= Work order =
Check every line of the entries below for "wind", and copy the lines that have it.

Website and app data records
-- -- --
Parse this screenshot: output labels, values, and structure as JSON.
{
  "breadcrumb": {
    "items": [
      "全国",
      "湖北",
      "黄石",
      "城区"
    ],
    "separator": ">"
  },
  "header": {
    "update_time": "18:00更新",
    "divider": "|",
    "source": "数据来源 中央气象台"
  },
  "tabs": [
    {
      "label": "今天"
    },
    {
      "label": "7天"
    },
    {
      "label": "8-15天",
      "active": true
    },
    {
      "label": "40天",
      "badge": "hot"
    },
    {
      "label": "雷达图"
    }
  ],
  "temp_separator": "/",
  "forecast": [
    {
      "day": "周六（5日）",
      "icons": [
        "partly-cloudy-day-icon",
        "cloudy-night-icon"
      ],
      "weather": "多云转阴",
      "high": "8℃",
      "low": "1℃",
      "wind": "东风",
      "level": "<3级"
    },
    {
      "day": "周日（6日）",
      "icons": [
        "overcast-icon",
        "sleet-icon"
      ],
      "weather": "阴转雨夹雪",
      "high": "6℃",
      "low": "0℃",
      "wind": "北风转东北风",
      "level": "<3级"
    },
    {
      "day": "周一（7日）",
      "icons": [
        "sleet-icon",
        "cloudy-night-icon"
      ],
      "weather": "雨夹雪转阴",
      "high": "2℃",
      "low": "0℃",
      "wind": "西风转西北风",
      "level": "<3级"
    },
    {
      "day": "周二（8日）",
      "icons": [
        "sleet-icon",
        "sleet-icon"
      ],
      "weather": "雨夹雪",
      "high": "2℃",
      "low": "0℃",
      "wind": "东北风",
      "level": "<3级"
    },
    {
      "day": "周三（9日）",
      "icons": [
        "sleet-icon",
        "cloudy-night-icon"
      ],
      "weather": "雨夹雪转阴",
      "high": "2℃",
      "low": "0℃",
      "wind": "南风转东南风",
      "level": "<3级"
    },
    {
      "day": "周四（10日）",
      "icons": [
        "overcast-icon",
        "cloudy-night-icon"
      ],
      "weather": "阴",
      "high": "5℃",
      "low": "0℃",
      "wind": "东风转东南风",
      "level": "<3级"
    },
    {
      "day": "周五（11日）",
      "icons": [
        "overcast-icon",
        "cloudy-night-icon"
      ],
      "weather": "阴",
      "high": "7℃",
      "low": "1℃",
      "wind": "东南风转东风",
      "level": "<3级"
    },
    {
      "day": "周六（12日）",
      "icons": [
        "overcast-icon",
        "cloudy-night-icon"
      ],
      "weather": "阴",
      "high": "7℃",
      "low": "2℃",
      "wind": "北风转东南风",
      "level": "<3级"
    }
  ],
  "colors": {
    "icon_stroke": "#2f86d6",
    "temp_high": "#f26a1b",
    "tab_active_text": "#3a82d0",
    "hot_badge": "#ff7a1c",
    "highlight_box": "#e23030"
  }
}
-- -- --
= Solved exercise =
      "wind": "东风",
      "wind": "北风转东北风",
      "wind": "西风转西北风",
      "wind": "东北风",
      "wind": "南风转东南风",
      "wind": "东风转东南风",
      "wind": "东南风转东风",
      "wind": "北风转东南风",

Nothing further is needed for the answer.